When World War I ended, the German Air Force was disbanded under the Treaty of Versailles, which required the German government to abandon all military aviation by October 1st, 1919. However, by 1922, it was legal for Germany to design and manufacture commercial aircraft, and one of the first modern medium bombers to emerge from this process was the Heinkel He 111, the first prototype of which an enlarged, twin-engine version of the single-engine mail-liaison He 70, which set 8 world speed records in 1933 flew in February of 1935. The second prototype, the He 111 V2, had shorter wings and was the first civil transport prototype, capable of carrying 10 passengers and mail. The third prototype, He 111 V3 also had shorter wings and was the first true bomber prototype. Six He 111 C series airliners were derived from the fourth prototype, the He 111 V4, and went into service with Lufthansa in 1936, powered by a variety of engines, including BMW 132 radials. The first production models had the classic stepped windshield and an elliptical wing, which the designers, Siegfried and Walter Gunter, favored.
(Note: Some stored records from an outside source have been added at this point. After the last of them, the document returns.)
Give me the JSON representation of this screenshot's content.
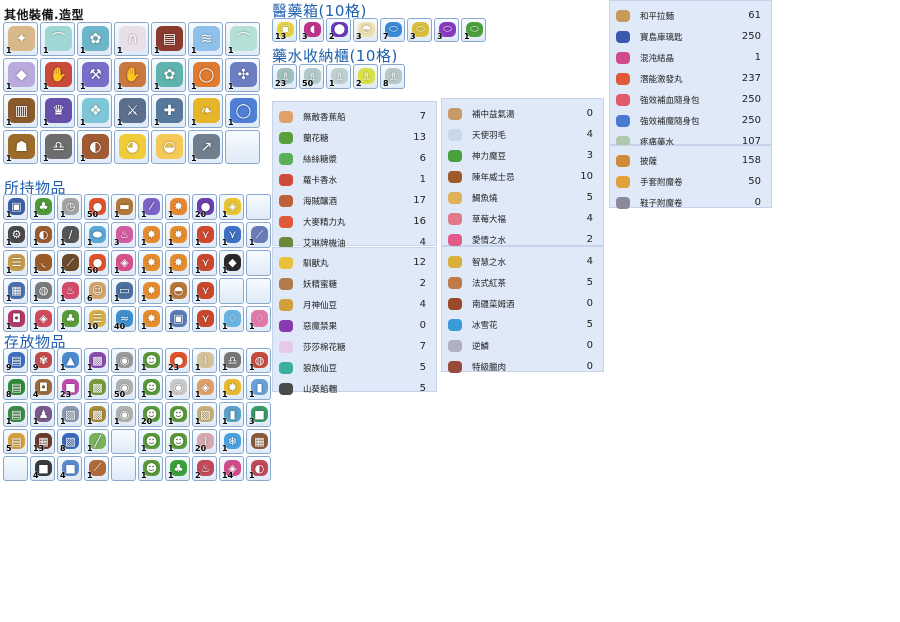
{
  "sections": {
    "equip": {
      "title": "其他裝備.造型"
    },
    "carry": {
      "title": "所持物品"
    },
    "storage": {
      "title": "存放物品"
    },
    "medbox": {
      "title": "醫藥箱(10格)"
    },
    "potion": {
      "title": "藥水收納櫃(10格)"
    }
  },
  "equip_grid": [
    {
      "icon": "gear-icon",
      "qty": "1",
      "color": "#d9b98a"
    },
    {
      "icon": "boots-icon",
      "qty": "1",
      "color": "#9fd7d4"
    },
    {
      "icon": "fairy-icon",
      "qty": "1",
      "color": "#6db6c9"
    },
    {
      "icon": "arch-icon",
      "qty": "1",
      "color": "#e9dfe6"
    },
    {
      "icon": "armor-icon",
      "qty": "1",
      "color": "#8b3b2e"
    },
    {
      "icon": "wings-icon",
      "qty": "1",
      "color": "#8fc0ea"
    },
    {
      "icon": "boots-icon",
      "qty": "1",
      "color": "#b5e0d8"
    },
    {
      "icon": "crystal-icon",
      "qty": "1",
      "color": "#b9a9dd"
    },
    {
      "icon": "glove-icon",
      "qty": "1",
      "color": "#c84a3a"
    },
    {
      "icon": "axe-icon",
      "qty": "1",
      "color": "#7a6dc9"
    },
    {
      "icon": "glove-icon",
      "qty": "1",
      "color": "#c9793f"
    },
    {
      "icon": "fairy-icon",
      "qty": "1",
      "color": "#5fb3ae"
    },
    {
      "icon": "ring-icon",
      "qty": "1",
      "color": "#e07a2e"
    },
    {
      "icon": "mace-icon",
      "qty": "1",
      "color": "#6b7ec2"
    },
    {
      "icon": "cloak-icon",
      "qty": "1",
      "color": "#8a5a2c"
    },
    {
      "icon": "robe-icon",
      "qty": "1",
      "color": "#6650a9"
    },
    {
      "icon": "crest-icon",
      "qty": "1",
      "color": "#7fc6d9"
    },
    {
      "icon": "sword-icon",
      "qty": "1",
      "color": "#5b6e8e"
    },
    {
      "icon": "halberd-icon",
      "qty": "1",
      "color": "#55789b"
    },
    {
      "icon": "wing-icon",
      "qty": "1",
      "color": "#e5b52a"
    },
    {
      "icon": "ring-icon",
      "qty": "1",
      "color": "#4f7fd6"
    },
    {
      "icon": "helmet-icon",
      "qty": "1",
      "color": "#9b6b2a"
    },
    {
      "icon": "bell-icon",
      "qty": "1",
      "color": "#6d6d6d"
    },
    {
      "icon": "bag-icon",
      "qty": "1",
      "color": "#a05a34"
    },
    {
      "icon": "duck-icon",
      "qty": "",
      "color": "#f1cc3a"
    },
    {
      "icon": "shell-icon",
      "qty": "",
      "color": "#f4c957"
    },
    {
      "icon": "spear-icon",
      "qty": "1",
      "color": "#6f7f8f"
    },
    {
      "icon": "",
      "qty": "",
      "color": ""
    }
  ],
  "carry_grid": [
    {
      "icon": "box-icon",
      "qty": "1",
      "color": "#3c5fa6"
    },
    {
      "icon": "plant-icon",
      "qty": "1",
      "color": "#4e9a38"
    },
    {
      "icon": "clock-icon",
      "qty": "1",
      "color": "#a3a3a3"
    },
    {
      "icon": "apple-icon",
      "qty": "50",
      "color": "#e0522a"
    },
    {
      "icon": "log-icon",
      "qty": "1",
      "color": "#b27a3a"
    },
    {
      "icon": "wand-icon",
      "qty": "1",
      "color": "#7a62c7"
    },
    {
      "icon": "star-icon",
      "qty": "1",
      "color": "#e8862e"
    },
    {
      "icon": "ball-icon",
      "qty": "20",
      "color": "#6b3fb0"
    },
    {
      "icon": "gem-icon",
      "qty": "1",
      "color": "#e7c430"
    },
    {
      "icon": "",
      "qty": "",
      "color": ""
    },
    {
      "icon": "tool-icon",
      "qty": "1",
      "color": "#4a4a4a"
    },
    {
      "icon": "bag-icon",
      "qty": "1",
      "color": "#9a5b2f"
    },
    {
      "icon": "knife-icon",
      "qty": "1",
      "color": "#555"
    },
    {
      "icon": "egg-icon",
      "qty": "1",
      "color": "#5aa7d8"
    },
    {
      "icon": "potion-icon",
      "qty": "3",
      "color": "#d35aa3"
    },
    {
      "icon": "star-icon",
      "qty": "1",
      "color": "#e58c2e"
    },
    {
      "icon": "star-icon",
      "qty": "1",
      "color": "#e58c2e"
    },
    {
      "icon": "pliers-icon",
      "qty": "1",
      "color": "#d0472f"
    },
    {
      "icon": "pliers-icon",
      "qty": "1",
      "color": "#3e6fc2"
    },
    {
      "icon": "staff-icon",
      "qty": "1",
      "color": "#6a7bb8"
    },
    {
      "icon": "scroll-icon",
      "qty": "1",
      "color": "#c79a4a"
    },
    {
      "icon": "bow-icon",
      "qty": "1",
      "color": "#9b5a2a"
    },
    {
      "icon": "rod-icon",
      "qty": "1",
      "color": "#6b4a2a"
    },
    {
      "icon": "apple-icon",
      "qty": "50",
      "color": "#e0522a"
    },
    {
      "icon": "gem-icon",
      "qty": "1",
      "color": "#d94f8b"
    },
    {
      "icon": "star-icon",
      "qty": "1",
      "color": "#e58c2e"
    },
    {
      "icon": "star-icon",
      "qty": "1",
      "color": "#e58c2e"
    },
    {
      "icon": "pliers-icon",
      "qty": "1",
      "color": "#c9482d"
    },
    {
      "icon": "crystal-icon",
      "qty": "1",
      "color": "#2a2a2a"
    },
    {
      "icon": "",
      "qty": "",
      "color": ""
    },
    {
      "icon": "machine-icon",
      "qty": "1",
      "color": "#4b6fb0"
    },
    {
      "icon": "jug-icon",
      "qty": "1",
      "color": "#7a7a7a"
    },
    {
      "icon": "potion-icon",
      "qty": "1",
      "color": "#d34a6a"
    },
    {
      "icon": "doll-icon",
      "qty": "6",
      "color": "#d4a56a"
    },
    {
      "icon": "card-icon",
      "qty": "1",
      "color": "#4b6f9c"
    },
    {
      "icon": "star-icon",
      "qty": "1",
      "color": "#e58c2e"
    },
    {
      "icon": "bread-icon",
      "qty": "1",
      "color": "#b9773a"
    },
    {
      "icon": "pliers-icon",
      "qty": "1",
      "color": "#c9482d"
    },
    {
      "icon": "",
      "qty": "",
      "color": ""
    },
    {
      "icon": "",
      "qty": "",
      "color": ""
    },
    {
      "icon": "basket-icon",
      "qty": "1",
      "color": "#b03a6a"
    },
    {
      "icon": "gem-icon",
      "qty": "1",
      "color": "#d04a5a"
    },
    {
      "icon": "plant-icon",
      "qty": "1",
      "color": "#5a9a3a"
    },
    {
      "icon": "scroll-icon",
      "qty": "10",
      "color": "#d8b04a"
    },
    {
      "icon": "fish-icon",
      "qty": "40",
      "color": "#3f8fd0"
    },
    {
      "icon": "star-icon",
      "qty": "1",
      "color": "#e58c2e"
    },
    {
      "icon": "box-icon",
      "qty": "1",
      "color": "#5a7ab8"
    },
    {
      "icon": "pliers-icon",
      "qty": "1",
      "color": "#c9482d"
    },
    {
      "icon": "bottle-icon",
      "qty": "1",
      "color": "#6ab3e0"
    },
    {
      "icon": "bottle-icon",
      "qty": "1",
      "color": "#e07aa8"
    }
  ],
  "storage_grid": [
    {
      "icon": "book-icon",
      "qty": "9",
      "color": "#3f6fc2"
    },
    {
      "icon": "flower-icon",
      "qty": "9",
      "color": "#c04a4a"
    },
    {
      "icon": "hat-icon",
      "qty": "1",
      "color": "#4a8ad0"
    },
    {
      "icon": "chest-icon",
      "qty": "1",
      "color": "#8a4ab0"
    },
    {
      "icon": "sphere-icon",
      "qty": "1",
      "color": "#9a9a9a"
    },
    {
      "icon": "elf-icon",
      "qty": "1",
      "color": "#5a9a3a"
    },
    {
      "icon": "apple-icon",
      "qty": "23",
      "color": "#e0522a"
    },
    {
      "icon": "bone-icon",
      "qty": "1",
      "color": "#d4c29a"
    },
    {
      "icon": "bell-icon",
      "qty": "1",
      "color": "#777"
    },
    {
      "icon": "pot-icon",
      "qty": "1",
      "color": "#c94a3a"
    },
    {
      "icon": "book-icon",
      "qty": "8",
      "color": "#2f8a3a"
    },
    {
      "icon": "basket-icon",
      "qty": "4",
      "color": "#9a6a3a"
    },
    {
      "icon": "cube-icon",
      "qty": "23",
      "color": "#c04ab0"
    },
    {
      "icon": "chest-icon",
      "qty": "1",
      "color": "#7a9a3a"
    },
    {
      "icon": "sphere-icon",
      "qty": "50",
      "color": "#b0b0b0"
    },
    {
      "icon": "elf-icon",
      "qty": "1",
      "color": "#5a9a3a"
    },
    {
      "icon": "sphere-icon",
      "qty": "1",
      "color": "#c9c9c9"
    },
    {
      "icon": "gem-icon",
      "qty": "1",
      "color": "#e0a06a"
    },
    {
      "icon": "star-icon",
      "qty": "1",
      "color": "#e8b82e"
    },
    {
      "icon": "cylinder-icon",
      "qty": "1",
      "color": "#6aa0d8"
    },
    {
      "icon": "book-icon",
      "qty": "1",
      "color": "#3a8a4a"
    },
    {
      "icon": "figure-icon",
      "qty": "1",
      "color": "#7a5a8a"
    },
    {
      "icon": "block-icon",
      "qty": "1",
      "color": "#8a9ab0"
    },
    {
      "icon": "chest-icon",
      "qty": "1",
      "color": "#a88a3a"
    },
    {
      "icon": "sphere-icon",
      "qty": "1",
      "color": "#b0b0b0"
    },
    {
      "icon": "elf-icon",
      "qty": "20",
      "color": "#5a9a3a"
    },
    {
      "icon": "elf-icon",
      "qty": "1",
      "color": "#5a9a3a"
    },
    {
      "icon": "block-icon",
      "qty": "1",
      "color": "#c8b07a"
    },
    {
      "icon": "cylinder-icon",
      "qty": "1",
      "color": "#5aa0c8"
    },
    {
      "icon": "cube-icon",
      "qty": "3",
      "color": "#3a9a6a"
    },
    {
      "icon": "book-icon",
      "qty": "5",
      "color": "#d8a03a"
    },
    {
      "icon": "choco-icon",
      "qty": "13",
      "color": "#6a3a2a"
    },
    {
      "icon": "block-icon",
      "qty": "8",
      "color": "#3a6ac0"
    },
    {
      "icon": "stick-icon",
      "qty": "1",
      "color": "#7ab05a"
    },
    {
      "icon": "",
      "qty": "",
      "color": ""
    },
    {
      "icon": "elf-icon",
      "qty": "1",
      "color": "#5a9a3a"
    },
    {
      "icon": "elf-icon",
      "qty": "1",
      "color": "#5a9a3a"
    },
    {
      "icon": "bone-icon",
      "qty": "20",
      "color": "#d4a8b0"
    },
    {
      "icon": "snow-icon",
      "qty": "1",
      "color": "#4aa0e0"
    },
    {
      "icon": "choco-icon",
      "qty": "",
      "color": "#8a5a3a"
    },
    {
      "icon": "",
      "qty": "",
      "color": ""
    },
    {
      "icon": "cube-icon",
      "qty": "4",
      "color": "#3a3a3a"
    },
    {
      "icon": "cube-icon",
      "qty": "4",
      "color": "#5a8ad0"
    },
    {
      "icon": "brush-icon",
      "qty": "1",
      "color": "#b06a3a"
    },
    {
      "icon": "",
      "qty": "",
      "color": ""
    },
    {
      "icon": "elf-icon",
      "qty": "1",
      "color": "#5a9a3a"
    },
    {
      "icon": "clover-icon",
      "qty": "1",
      "color": "#3aa03a"
    },
    {
      "icon": "potion-icon",
      "qty": "2",
      "color": "#c04a5a"
    },
    {
      "icon": "gem-icon",
      "qty": "14",
      "color": "#d04a8a"
    },
    {
      "icon": "bag-icon",
      "qty": "1",
      "color": "#c04a5a"
    }
  ],
  "medbox_grid": [
    {
      "icon": "box-icon",
      "qty": "13",
      "color": "#e8d43a"
    },
    {
      "icon": "pill-icon",
      "qty": "3",
      "color": "#c0308a"
    },
    {
      "icon": "disc-icon",
      "qty": "2",
      "color": "#6a3ac0"
    },
    {
      "icon": "bread-icon",
      "qty": "3",
      "color": "#f0e0b0"
    },
    {
      "icon": "capsule-icon",
      "qty": "7",
      "color": "#3a8ad8"
    },
    {
      "icon": "capsule-icon",
      "qty": "3",
      "color": "#d8c03a"
    },
    {
      "icon": "capsule-icon",
      "qty": "3",
      "color": "#8a3ac0"
    },
    {
      "icon": "capsule-icon",
      "qty": "1",
      "color": "#4aa03a"
    }
  ],
  "potion_grid": [
    {
      "icon": "flask-icon",
      "qty": "23",
      "color": "#a0c0c0"
    },
    {
      "icon": "flask-icon",
      "qty": "50",
      "color": "#b0c8c8"
    },
    {
      "icon": "flask-icon",
      "qty": "1",
      "color": "#c0d0d0"
    },
    {
      "icon": "flask-icon",
      "qty": "2",
      "color": "#d8e04a"
    },
    {
      "icon": "flask-icon",
      "qty": "8",
      "color": "#b8c8c8"
    }
  ],
  "list_a1": [
    {
      "name": "無敵香蕉船",
      "count": "7",
      "color": "#e0a06a"
    },
    {
      "name": "蘭花糖",
      "count": "13",
      "color": "#5aa03a"
    },
    {
      "name": "絲絲糖漿",
      "count": "6",
      "color": "#5ab05a"
    },
    {
      "name": "蘿卡香水",
      "count": "1",
      "color": "#d04a3a"
    },
    {
      "name": "海賊釀酒",
      "count": "17",
      "color": "#c0603a"
    },
    {
      "name": "大麥精力丸",
      "count": "16",
      "color": "#e05a3a"
    },
    {
      "name": "艾琳牌機油",
      "count": "4",
      "color": "#6a8a3a"
    }
  ],
  "list_a2": [
    {
      "name": "馴獸丸",
      "count": "12",
      "color": "#e8c03a"
    },
    {
      "name": "妖精蜜糖",
      "count": "2",
      "color": "#b07a4a"
    },
    {
      "name": "月神仙豆",
      "count": "4",
      "color": "#d0a03a"
    },
    {
      "name": "惡魔禁果",
      "count": "0",
      "color": "#8a3ab0"
    },
    {
      "name": "莎莎棉花糖",
      "count": "7",
      "color": "#e8c8e8"
    },
    {
      "name": "狼族仙豆",
      "count": "5",
      "color": "#3ab09a"
    },
    {
      "name": "山葵餡糰",
      "count": "5",
      "color": "#4a4a4a"
    }
  ],
  "list_b1": [
    {
      "name": "補中益氣湯",
      "count": "0",
      "color": "#c89a6a"
    },
    {
      "name": "天使羽毛",
      "count": "4",
      "color": "#c8d8e8"
    },
    {
      "name": "神力魔豆",
      "count": "3",
      "color": "#4aa03a"
    },
    {
      "name": "陳年威士忌",
      "count": "10",
      "color": "#a05a2a"
    },
    {
      "name": "鯛魚燒",
      "count": "5",
      "color": "#e0b05a"
    },
    {
      "name": "草莓大福",
      "count": "4",
      "color": "#e07a8a"
    },
    {
      "name": "愛情之水",
      "count": "2",
      "color": "#e05a8a"
    }
  ],
  "list_b2": [
    {
      "name": "智慧之水",
      "count": "4",
      "color": "#d8b03a"
    },
    {
      "name": "法式紅茶",
      "count": "5",
      "color": "#c07a4a"
    },
    {
      "name": "南疆菜姆酒",
      "count": "0",
      "color": "#9a4a2a"
    },
    {
      "name": "冰雪花",
      "count": "5",
      "color": "#3a9ad8"
    },
    {
      "name": "逆鱗",
      "count": "0",
      "color": "#b0b0c0"
    },
    {
      "name": "特級臘肉",
      "count": "0",
      "color": "#9a4a3a"
    }
  ],
  "list_c1": [
    {
      "name": "和平拉麵",
      "count": "61",
      "color": "#c89a5a"
    },
    {
      "name": "寶島庫璃匙",
      "count": "250",
      "color": "#3a5ab0"
    },
    {
      "name": "混沌結晶",
      "count": "1",
      "color": "#d04a8a"
    },
    {
      "name": "潛能激發丸",
      "count": "237",
      "color": "#e05a3a"
    },
    {
      "name": "強效補血隨身包",
      "count": "250",
      "color": "#e05a6a"
    },
    {
      "name": "強效補魔隨身包",
      "count": "250",
      "color": "#4a7ad0"
    },
    {
      "name": "疼痛藥水",
      "count": "107",
      "color": "#b0c8b0"
    }
  ],
  "list_c2": [
    {
      "name": "披薩",
      "count": "158",
      "color": "#d08a3a"
    },
    {
      "name": "手套附魔卷",
      "count": "50",
      "color": "#e0a03a"
    },
    {
      "name": "鞋子附魔卷",
      "count": "0",
      "color": "#8a8a9a"
    }
  ]
}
As a military aircraft, it took longer to gain favor, because military load requirements and underpowered engines kept its cruising speed down to less than 170 mph. However, in early 1936, the plane was given 1,000 hp Daimler Benz DB 600A engines which improved performance dramatically enough to bring in substantial orders. The first two mass-production versions, He 111 E and He 111 F experienced great success during the Spanish Civil War, where they served with the Condor Legion as fast bombers, able to outrun many of the fighters sent against them.
In fact, the experience in Spain generated a false sense of security in which the Germans thought that the He 111's light armament and speed would be sufficient in the coming war. Thus, although it was out of date, the large numbers in which it had been produced made the He 111 the Luftwaffe's primary bomber for far too long in the war, availability being more persuasive than practicality for this serviceable, but highly vulnerable, aircraft. Modern fighters like the Supermarine Spitfire and the Hawker Hurricane proved the He 111's inadequacy during the Battle of Britain. As soon as possible, the Luftwaffe replaced the Heinkel with the Junkers Ju 88, reassigning the Heinkel to night operations and other specialized tasks until, by war's end, it was being used primarily as a transport.
Pictured here is a 1:72 scale replica of a German Heinkel He-111H-2 medium bomber that was attached to Kampfgeschwader 26 then deployed to Westerland Airfield, Sylt, Germany, on October 28th, 1939.
Now in stock!
Release Date: April 2020
Historical Account: "The Humble Heinkel" - As the four man crew of Kampfgeschwader 26 Heinkel 1H+JA boarded their aircraft at Westerland airfield on the Island of Sylt on the morning of October 20th, 1939, they knew that a long and dangerous sortie lay ahead of them. Their task was to perform a long range armed reconnaissance flight over the Glasgow area and on to photograph gun emplacements and naval vessels in the Firth of Forth, a heavily defended area of Britain. During the sortie, improving weather conditions over Scotland made the Heinkel clearly visible from the ground and as well as coming under fire from anti-aircraft batteries, patrolling Spitfires from Nos.602 and 603 Squadrons were quickly on the scene. Attacking the aircraft from the rear, the Spitfires quickly silenced the intruder's defensive fire, before mounting repeated attacks, peppering the Heinkel's wings and fuselage with .303 machine gun bullets.
With the pilot sustaining injury and both of the aircraft's engines damaged, the Heinkel rapidly lost height, with a crash landing the only option available to the two surviving crew members. Striking moorland near the village of Humbie in East Lothian, the aircraft demolished a drystone wall before coming to rest on a slight incline, breaking the Heinkel's back in the process. The aircraft had the notoriety of being the first German aircraft to crash relatively intact on British soil during WWII.